**PROBLEM**
Where does the word "Vallunga" occur in the entries below? Copy every line that has it.

**MATERIAL SUPPLIED**

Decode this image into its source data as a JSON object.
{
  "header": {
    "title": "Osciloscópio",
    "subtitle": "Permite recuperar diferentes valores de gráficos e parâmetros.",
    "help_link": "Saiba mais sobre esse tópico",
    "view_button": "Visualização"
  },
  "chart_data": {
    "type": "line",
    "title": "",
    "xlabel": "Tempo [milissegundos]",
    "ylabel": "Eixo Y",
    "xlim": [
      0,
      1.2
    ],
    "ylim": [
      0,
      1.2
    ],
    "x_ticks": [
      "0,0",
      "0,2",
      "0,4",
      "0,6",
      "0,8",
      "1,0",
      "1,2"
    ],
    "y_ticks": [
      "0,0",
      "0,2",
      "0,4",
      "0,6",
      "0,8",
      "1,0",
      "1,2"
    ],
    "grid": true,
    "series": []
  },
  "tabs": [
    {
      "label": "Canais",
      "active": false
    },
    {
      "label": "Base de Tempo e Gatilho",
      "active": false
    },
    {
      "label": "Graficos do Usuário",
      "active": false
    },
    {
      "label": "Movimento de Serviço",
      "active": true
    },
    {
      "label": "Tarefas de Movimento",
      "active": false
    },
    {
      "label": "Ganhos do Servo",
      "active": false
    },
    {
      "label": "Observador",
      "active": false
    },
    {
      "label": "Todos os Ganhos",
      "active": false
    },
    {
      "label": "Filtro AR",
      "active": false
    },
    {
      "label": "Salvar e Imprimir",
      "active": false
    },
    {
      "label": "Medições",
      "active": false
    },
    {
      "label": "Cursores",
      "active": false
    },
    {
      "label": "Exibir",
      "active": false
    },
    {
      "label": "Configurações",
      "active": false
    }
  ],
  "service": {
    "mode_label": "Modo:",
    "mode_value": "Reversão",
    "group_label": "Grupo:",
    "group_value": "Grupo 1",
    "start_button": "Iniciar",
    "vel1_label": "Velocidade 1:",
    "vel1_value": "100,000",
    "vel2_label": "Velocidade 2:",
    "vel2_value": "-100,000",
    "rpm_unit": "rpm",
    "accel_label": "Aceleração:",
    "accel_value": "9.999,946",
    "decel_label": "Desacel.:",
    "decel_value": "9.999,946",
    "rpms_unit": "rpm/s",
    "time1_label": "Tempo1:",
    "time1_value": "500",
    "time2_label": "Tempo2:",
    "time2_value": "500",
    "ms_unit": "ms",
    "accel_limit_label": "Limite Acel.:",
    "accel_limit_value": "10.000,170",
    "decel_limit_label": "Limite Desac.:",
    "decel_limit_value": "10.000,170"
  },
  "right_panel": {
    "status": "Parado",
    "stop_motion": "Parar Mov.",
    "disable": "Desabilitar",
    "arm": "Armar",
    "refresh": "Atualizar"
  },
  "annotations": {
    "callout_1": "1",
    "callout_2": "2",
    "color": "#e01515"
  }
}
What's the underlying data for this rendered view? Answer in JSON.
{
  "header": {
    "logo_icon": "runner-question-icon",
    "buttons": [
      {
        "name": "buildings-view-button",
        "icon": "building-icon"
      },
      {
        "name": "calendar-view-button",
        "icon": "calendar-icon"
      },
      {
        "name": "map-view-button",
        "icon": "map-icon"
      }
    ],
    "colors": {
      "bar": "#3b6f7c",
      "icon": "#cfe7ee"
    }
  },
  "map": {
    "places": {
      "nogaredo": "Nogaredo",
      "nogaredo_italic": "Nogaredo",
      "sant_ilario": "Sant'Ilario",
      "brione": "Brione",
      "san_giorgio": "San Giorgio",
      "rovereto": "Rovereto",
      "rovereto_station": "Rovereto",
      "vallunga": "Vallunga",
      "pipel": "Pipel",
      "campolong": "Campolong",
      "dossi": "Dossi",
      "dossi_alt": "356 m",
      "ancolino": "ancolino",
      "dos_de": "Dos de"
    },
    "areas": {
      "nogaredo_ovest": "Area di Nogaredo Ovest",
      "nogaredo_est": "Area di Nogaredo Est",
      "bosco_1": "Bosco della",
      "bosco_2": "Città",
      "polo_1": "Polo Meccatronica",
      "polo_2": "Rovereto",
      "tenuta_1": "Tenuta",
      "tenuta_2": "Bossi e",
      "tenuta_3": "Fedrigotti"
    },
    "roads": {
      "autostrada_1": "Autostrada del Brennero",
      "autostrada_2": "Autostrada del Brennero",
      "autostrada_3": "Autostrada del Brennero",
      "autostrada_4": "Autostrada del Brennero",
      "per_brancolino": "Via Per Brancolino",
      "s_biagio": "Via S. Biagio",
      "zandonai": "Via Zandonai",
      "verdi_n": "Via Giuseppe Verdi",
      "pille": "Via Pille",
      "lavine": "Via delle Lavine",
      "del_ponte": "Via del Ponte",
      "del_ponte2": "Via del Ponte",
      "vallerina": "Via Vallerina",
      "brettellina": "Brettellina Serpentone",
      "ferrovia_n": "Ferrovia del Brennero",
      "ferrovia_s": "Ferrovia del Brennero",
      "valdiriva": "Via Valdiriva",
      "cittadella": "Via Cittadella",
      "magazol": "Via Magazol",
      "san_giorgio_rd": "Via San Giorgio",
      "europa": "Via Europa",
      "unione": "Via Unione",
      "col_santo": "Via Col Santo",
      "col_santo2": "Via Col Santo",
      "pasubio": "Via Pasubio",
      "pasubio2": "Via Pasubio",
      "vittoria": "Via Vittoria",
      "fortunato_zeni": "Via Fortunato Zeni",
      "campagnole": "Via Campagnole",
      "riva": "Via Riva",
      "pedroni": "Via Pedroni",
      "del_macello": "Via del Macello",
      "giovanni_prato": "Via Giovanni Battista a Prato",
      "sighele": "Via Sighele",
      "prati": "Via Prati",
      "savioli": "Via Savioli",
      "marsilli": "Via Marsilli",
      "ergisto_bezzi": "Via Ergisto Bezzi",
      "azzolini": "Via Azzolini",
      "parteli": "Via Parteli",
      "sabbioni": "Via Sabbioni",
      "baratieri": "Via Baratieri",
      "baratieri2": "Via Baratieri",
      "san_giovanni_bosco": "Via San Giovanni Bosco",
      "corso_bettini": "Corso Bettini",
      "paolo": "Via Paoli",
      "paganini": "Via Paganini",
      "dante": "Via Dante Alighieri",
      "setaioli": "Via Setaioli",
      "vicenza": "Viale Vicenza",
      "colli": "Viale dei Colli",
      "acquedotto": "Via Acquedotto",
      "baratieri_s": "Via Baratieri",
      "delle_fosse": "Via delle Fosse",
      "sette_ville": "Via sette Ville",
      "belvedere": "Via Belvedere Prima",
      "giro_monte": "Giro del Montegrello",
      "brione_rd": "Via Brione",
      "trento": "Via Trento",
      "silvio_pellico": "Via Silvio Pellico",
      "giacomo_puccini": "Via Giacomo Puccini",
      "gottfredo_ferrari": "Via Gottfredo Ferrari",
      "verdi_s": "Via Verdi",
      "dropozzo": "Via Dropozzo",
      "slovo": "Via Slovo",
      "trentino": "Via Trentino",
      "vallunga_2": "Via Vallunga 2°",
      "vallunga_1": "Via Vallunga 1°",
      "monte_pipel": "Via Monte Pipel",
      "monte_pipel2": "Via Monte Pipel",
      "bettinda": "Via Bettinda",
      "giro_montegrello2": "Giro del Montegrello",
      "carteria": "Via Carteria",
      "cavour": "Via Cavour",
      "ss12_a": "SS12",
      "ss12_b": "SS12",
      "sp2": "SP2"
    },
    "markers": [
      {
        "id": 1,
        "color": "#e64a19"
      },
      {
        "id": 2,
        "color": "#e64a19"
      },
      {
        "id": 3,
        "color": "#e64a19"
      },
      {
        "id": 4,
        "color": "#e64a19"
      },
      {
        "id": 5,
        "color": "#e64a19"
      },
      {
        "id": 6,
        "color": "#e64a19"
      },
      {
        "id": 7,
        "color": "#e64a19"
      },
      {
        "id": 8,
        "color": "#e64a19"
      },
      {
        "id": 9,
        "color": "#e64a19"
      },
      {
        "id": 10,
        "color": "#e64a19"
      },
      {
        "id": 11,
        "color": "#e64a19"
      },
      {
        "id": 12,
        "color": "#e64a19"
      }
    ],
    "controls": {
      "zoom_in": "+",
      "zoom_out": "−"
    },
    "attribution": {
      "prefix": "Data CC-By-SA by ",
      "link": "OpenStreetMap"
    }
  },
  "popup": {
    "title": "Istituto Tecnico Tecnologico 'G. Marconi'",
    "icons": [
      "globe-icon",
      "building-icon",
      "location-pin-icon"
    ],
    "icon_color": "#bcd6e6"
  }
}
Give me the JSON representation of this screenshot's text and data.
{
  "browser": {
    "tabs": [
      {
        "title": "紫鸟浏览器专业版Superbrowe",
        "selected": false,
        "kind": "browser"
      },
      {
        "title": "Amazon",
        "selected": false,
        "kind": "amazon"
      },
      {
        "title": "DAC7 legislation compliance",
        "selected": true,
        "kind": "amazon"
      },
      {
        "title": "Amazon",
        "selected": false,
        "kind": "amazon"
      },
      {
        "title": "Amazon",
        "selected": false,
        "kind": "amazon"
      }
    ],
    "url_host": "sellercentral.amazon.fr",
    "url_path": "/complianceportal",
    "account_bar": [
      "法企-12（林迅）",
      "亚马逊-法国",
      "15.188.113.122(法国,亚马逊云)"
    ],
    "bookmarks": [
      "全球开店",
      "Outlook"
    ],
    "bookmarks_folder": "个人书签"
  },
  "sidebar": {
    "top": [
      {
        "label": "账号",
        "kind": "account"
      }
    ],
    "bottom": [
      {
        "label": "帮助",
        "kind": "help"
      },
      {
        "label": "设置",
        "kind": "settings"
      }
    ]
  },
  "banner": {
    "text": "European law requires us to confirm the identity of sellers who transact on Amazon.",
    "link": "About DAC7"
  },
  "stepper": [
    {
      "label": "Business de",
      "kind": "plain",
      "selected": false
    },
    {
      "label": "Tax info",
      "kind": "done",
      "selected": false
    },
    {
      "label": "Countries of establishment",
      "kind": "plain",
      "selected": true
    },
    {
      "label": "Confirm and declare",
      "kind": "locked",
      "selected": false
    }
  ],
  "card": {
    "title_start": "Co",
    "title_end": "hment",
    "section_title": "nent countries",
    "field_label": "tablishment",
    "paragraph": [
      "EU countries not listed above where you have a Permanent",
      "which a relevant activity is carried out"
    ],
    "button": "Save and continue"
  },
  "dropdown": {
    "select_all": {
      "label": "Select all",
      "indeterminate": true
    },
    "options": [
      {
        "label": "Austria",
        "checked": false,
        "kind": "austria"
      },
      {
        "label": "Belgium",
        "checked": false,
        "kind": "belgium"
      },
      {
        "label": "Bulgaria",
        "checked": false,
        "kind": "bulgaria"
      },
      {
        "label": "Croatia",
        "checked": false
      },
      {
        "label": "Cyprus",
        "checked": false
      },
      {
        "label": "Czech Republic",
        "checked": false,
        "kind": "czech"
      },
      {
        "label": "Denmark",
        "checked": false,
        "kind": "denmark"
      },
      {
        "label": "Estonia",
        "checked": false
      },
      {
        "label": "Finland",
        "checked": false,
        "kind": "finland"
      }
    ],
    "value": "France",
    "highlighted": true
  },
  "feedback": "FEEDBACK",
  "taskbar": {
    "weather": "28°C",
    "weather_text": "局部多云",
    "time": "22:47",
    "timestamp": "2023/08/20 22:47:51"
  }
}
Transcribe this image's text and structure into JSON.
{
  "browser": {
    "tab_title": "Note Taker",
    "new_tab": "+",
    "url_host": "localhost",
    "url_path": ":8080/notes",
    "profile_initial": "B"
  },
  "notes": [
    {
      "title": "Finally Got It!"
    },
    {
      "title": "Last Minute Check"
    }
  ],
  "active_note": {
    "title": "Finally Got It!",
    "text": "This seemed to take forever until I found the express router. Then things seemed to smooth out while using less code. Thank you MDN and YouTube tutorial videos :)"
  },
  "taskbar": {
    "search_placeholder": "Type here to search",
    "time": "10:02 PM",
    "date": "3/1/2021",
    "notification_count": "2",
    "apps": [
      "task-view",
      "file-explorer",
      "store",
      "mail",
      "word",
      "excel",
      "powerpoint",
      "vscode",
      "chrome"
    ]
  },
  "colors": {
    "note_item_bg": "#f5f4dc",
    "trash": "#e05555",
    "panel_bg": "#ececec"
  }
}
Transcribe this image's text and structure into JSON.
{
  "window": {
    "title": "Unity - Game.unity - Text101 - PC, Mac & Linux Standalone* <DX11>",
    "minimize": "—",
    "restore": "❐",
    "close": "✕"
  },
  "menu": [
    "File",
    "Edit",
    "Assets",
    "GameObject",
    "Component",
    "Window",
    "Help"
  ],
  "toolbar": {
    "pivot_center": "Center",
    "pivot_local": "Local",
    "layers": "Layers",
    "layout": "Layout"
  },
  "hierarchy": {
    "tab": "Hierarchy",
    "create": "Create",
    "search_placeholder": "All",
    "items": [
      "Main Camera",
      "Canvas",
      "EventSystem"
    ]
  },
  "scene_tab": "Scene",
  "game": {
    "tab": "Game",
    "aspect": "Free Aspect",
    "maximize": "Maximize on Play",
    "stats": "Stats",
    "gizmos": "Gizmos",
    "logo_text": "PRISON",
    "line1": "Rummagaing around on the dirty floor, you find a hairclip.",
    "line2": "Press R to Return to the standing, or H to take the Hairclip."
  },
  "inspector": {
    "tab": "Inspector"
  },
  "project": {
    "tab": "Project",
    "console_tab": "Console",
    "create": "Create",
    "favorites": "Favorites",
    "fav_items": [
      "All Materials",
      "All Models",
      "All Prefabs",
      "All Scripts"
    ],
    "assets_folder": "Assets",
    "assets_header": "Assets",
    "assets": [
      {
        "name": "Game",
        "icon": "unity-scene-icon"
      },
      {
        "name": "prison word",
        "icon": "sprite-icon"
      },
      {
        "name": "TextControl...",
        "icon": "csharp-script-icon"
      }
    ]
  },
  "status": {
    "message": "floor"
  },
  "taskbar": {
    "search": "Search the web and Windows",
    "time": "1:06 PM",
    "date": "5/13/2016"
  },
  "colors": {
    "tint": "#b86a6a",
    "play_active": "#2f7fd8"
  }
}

**REPLY**
      "vallunga": "Vallunga",
      "vallunga_2": "Via Vallunga 2°",
      "vallunga_1": "Via Vallunga 1°",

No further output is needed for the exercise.